Search this website

Sponsored by ...
Beef Reproduction Task Force

Beef Reproduction Task Force

University of California-Davis

UC Davis Animal Science

UC Davis Animal Science

Visit the sites in
the Angus Journal®
Virtual Library ...

The topic sites in our library offer portals to information on body condition scoring, beef cow efficiency, country-of-origin labeling, feeding & feedstuffs and more.
Click here.

Angus Journal
event sites ...

Sign up for...

Angus Journal
Copyright © 2015
Angus Journal

Trichomoniasis: Regulation and Importance

by Troy Smith for Angus Journal

STILLWATER, Okla. (Oct. 9, 2014) — When trichomoniasis gets in the breeding herd, a cow-calf producer could be headed for a wreck. That was the warning shared by Oklahoma State Veterinarian Rod Hall as he addressed the Applied Reproductive Strategies in Beef Cattle (ARSBC) symposium Oct. 9 in Stillwater, Okla. Hall said small herds that aren’t managed really well often suffer most, because producers may not recognize the problem. In such cases, trichomoniasis represents a risk of significant and prolonged economic loss.

Hall explained that trichomoniasis is a sexually transmitted disease caused by a protozoan organism that lives in tiny skin crevices of an infected bull’s penis and sheath. Infected bulls remain infected for life, but show no signs of disease.

Rod HallTypically, added Hall, 85% of exposed cows and heifers become infected with the ‘trich’ organism, according to Rod Hall.

Typically, added Hall, 85% of exposed cows and heifers become infected with the ‘trich’ organism. Infected females are capable of becoming pregnant, but usually abort the fetus after one to four months. They remain infected for two to four heat cycles. After a brief subsequent period of immunity, females become susceptible to reinfection. Hall said there is no means of treatment and no vaccine that successfully immunizes cattle against the disease.

“In herds managed for a short breeding season, trichomoniasis can result in as much as a 50% decrease in the calf crop,” stated Hall. “In herds where the breeding season is long, there is potential for an extended calving period resulting in lower average weaning weights.”

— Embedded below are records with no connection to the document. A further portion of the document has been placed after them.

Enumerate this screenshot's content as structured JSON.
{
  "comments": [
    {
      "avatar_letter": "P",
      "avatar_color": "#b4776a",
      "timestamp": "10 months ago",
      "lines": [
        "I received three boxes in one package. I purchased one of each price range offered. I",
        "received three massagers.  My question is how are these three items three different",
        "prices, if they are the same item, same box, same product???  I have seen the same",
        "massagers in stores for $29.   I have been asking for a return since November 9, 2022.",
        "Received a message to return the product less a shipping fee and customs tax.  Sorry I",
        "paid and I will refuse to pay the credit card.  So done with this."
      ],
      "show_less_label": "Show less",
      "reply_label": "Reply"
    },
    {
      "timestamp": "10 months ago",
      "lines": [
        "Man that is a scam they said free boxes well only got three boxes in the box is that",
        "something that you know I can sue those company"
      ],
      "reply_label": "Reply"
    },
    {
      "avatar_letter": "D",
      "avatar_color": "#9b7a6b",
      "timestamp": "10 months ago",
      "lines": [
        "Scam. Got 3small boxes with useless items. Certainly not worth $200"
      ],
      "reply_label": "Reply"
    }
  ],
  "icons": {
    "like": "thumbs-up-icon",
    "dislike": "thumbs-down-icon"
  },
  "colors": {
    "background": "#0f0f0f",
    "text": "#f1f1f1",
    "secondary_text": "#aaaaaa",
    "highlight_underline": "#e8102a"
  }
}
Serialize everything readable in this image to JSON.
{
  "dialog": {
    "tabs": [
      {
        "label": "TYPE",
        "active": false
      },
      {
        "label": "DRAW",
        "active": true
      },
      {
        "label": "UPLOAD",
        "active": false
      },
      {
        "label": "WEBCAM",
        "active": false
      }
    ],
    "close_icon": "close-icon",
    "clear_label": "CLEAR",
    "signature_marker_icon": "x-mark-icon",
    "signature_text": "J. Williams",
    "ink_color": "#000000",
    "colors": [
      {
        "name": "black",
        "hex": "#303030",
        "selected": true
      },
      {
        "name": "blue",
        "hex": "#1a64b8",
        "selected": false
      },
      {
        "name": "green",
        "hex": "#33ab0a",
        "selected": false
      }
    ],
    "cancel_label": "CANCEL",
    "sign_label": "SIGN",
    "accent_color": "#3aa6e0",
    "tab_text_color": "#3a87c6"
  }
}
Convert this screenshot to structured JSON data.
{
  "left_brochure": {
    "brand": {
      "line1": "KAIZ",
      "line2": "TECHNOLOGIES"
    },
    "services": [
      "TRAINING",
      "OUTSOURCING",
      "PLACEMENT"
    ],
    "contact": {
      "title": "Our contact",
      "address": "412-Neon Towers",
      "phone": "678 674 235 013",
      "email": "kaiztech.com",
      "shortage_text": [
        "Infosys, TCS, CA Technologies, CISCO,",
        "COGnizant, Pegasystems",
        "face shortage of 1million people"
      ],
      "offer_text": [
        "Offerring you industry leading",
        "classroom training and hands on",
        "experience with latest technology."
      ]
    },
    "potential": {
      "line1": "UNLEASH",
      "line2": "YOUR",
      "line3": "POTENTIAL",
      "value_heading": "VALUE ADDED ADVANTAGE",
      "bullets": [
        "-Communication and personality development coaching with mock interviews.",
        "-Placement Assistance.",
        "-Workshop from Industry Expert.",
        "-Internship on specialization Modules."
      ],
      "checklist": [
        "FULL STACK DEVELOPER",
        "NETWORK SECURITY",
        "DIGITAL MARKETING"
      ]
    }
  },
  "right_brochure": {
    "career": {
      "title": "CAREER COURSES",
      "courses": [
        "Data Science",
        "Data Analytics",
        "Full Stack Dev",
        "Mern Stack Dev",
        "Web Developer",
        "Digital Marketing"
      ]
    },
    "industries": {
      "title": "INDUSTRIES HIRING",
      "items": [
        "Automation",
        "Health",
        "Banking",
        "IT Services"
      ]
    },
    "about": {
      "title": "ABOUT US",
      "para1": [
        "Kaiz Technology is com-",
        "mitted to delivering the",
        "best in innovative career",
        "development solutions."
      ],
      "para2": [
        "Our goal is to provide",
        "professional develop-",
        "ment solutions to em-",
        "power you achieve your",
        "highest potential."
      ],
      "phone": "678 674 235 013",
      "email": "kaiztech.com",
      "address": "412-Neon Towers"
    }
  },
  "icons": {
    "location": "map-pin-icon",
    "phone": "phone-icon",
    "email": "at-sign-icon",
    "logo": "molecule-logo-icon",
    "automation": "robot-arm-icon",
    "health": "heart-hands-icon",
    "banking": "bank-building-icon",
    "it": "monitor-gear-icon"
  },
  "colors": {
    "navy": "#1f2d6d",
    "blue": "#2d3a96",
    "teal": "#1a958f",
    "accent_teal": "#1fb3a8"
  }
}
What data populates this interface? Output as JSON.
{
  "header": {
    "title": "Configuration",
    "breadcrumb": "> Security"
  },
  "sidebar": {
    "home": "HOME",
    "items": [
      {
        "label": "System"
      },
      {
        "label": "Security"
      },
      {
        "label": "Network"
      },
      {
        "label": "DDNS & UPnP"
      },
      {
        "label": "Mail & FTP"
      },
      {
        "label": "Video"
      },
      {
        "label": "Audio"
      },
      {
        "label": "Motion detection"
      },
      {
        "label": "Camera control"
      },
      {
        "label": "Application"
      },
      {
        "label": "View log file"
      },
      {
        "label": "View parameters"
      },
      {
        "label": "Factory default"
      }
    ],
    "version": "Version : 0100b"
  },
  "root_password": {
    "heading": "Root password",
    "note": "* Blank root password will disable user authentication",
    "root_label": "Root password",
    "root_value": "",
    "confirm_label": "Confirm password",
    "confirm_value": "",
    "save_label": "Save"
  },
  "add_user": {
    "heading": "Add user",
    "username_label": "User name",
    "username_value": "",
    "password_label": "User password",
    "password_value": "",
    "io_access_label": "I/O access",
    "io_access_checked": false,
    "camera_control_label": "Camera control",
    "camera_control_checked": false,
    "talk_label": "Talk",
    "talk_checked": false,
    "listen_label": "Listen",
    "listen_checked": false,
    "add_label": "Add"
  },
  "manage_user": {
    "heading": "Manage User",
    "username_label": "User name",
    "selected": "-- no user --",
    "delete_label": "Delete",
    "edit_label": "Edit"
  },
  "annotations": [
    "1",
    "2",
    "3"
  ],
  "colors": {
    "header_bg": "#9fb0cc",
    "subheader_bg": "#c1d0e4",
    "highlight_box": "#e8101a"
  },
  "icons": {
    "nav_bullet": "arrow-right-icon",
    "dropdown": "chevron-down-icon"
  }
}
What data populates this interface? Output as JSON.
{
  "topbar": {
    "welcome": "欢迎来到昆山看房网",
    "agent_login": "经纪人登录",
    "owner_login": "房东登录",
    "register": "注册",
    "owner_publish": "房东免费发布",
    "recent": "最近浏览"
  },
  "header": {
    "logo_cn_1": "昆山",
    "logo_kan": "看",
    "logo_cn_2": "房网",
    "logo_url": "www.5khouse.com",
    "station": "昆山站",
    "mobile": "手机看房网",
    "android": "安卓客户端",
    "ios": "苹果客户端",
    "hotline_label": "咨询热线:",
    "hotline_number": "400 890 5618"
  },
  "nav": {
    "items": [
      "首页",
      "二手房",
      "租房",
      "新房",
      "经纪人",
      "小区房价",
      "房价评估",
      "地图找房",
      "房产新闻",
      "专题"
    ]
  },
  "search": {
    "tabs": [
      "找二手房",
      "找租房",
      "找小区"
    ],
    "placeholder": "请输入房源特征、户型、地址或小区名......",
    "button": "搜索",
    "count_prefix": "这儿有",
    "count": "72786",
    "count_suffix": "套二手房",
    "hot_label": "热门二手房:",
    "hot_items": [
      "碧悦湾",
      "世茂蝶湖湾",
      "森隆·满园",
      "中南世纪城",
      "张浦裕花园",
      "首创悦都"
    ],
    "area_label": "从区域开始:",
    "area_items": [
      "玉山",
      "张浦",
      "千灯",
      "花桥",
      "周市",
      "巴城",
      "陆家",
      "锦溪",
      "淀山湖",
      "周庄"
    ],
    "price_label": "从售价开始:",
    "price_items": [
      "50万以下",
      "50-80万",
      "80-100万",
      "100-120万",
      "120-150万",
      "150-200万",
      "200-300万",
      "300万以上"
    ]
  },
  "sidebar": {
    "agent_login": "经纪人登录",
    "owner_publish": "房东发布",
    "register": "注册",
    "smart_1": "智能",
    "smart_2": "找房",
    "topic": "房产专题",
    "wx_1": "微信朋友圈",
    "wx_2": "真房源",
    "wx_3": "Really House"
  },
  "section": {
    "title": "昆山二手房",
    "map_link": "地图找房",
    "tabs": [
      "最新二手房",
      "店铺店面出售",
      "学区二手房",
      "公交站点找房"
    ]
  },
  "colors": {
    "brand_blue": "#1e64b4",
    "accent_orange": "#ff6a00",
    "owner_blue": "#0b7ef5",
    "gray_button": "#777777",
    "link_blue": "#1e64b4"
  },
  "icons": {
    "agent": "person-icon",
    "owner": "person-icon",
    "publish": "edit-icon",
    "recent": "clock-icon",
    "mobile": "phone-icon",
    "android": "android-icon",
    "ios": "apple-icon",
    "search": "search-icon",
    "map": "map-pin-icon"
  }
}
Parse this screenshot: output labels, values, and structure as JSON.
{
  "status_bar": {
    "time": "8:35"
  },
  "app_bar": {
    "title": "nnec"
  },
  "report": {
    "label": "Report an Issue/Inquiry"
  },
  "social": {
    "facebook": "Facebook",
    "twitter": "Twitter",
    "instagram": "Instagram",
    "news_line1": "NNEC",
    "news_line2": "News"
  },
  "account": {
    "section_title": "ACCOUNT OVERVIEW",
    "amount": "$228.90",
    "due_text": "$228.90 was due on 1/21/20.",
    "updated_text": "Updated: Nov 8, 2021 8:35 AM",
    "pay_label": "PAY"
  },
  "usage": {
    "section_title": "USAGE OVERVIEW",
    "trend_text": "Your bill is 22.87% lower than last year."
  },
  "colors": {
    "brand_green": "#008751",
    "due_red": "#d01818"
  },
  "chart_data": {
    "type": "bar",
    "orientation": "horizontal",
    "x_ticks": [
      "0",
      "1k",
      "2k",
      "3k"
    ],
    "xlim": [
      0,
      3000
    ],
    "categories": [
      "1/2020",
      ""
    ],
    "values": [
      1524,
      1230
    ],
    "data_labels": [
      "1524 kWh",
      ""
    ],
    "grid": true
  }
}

According to Hall, control of trich focuses on the bull, through testing to identify infected animals. Smegma consisting of exudate and sloughed skin cells is collected from the surfaces of the penis and sheath. For a culture test, smegma samples are introduced to a culture medium, sent to a laboratory and examined for the presence infective protozoa. An alternative PCR test involves testing the sample for the presence of DNA from the infective organism.

Hall said regulations to help control the spread of trich vary among states. In Oklahoma, all bulls entering must post negative results from one PCR test or three culture tests. Bulls changing ownership with the state also must be tested unless they are going to slaughter. Virgin bulls under two years of age are exempt from testing requirements.

“To protect their herds from trichomoniasis, producers should practice good biosecurity measures. Use good management and keep good records,” advised Hall. “Buy only virgin bulls. When buying replacement females, buy virgin heifers rather than cows.”

Hall spoke during Thursday’s ARSBC session focused on fertility in the male. For more information, visit the Newsroom at to view his PowerPoint, read the proceedings or listen to the presentation.

Comprehensive coverage of the symposium is available online at Compiled by the Angus Journal editorial team, the site is made possible through sponsorship by the Beef Reproduction Task Force.

Editor's Note: This article was written under contract or by staff of the Angus Journal. To request reprint permission and guidelines, contact Shauna Rose Hermel, editor, at 816-383-5270.